─── STUDY MATERIAL ───

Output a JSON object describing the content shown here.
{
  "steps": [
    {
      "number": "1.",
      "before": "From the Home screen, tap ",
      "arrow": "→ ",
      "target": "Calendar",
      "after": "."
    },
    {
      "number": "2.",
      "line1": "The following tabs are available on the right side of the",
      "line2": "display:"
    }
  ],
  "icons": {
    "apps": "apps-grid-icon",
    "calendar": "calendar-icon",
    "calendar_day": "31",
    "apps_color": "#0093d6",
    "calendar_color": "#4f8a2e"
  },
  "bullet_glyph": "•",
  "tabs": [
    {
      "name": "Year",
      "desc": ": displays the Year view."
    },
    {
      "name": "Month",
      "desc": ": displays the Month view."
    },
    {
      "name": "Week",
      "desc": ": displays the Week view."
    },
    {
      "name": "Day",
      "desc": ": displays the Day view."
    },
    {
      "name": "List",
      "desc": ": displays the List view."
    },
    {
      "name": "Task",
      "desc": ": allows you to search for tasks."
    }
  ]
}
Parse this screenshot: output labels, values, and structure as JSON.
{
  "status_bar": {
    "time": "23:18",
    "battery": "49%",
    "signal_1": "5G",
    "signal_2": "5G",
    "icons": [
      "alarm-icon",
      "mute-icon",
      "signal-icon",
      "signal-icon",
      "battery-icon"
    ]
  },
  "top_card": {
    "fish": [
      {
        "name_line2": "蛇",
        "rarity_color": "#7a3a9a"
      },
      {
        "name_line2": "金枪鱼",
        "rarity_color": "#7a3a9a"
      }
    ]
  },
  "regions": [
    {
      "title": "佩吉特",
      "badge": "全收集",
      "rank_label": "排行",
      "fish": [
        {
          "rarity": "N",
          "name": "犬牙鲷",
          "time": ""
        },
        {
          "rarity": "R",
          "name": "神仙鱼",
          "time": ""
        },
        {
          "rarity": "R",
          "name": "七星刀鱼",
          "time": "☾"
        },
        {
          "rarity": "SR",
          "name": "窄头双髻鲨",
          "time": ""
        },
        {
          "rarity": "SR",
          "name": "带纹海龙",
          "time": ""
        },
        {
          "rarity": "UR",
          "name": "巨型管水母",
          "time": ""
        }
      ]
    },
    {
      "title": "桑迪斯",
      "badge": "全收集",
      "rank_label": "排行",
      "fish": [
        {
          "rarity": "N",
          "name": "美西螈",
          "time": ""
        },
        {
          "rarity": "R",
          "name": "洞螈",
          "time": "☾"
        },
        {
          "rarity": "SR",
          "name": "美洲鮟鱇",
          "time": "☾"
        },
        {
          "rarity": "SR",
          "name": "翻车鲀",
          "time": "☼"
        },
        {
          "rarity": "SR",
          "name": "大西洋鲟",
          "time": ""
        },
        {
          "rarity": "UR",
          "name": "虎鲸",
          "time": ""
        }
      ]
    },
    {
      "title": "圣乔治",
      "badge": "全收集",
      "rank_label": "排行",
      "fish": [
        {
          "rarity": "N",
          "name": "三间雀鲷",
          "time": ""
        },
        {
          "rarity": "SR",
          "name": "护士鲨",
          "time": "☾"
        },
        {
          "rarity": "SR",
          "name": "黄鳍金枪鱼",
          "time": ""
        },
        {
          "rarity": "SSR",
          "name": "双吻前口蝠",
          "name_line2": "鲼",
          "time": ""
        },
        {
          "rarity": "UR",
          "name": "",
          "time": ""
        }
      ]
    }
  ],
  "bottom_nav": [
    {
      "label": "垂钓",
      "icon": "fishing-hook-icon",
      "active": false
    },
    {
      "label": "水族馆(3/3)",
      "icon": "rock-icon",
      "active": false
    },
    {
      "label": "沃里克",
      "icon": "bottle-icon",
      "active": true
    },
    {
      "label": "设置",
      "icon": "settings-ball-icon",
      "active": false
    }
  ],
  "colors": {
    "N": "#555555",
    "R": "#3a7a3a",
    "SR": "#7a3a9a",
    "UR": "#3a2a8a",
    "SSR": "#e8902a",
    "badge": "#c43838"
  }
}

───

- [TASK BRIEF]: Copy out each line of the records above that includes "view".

- [SOLUTION BELOW]:
      "desc": ": displays the Year view."
      "desc": ": displays the Month view."
      "desc": ": displays the Week view."
      "desc": ": displays the Day view."
      "desc": ": displays the List view."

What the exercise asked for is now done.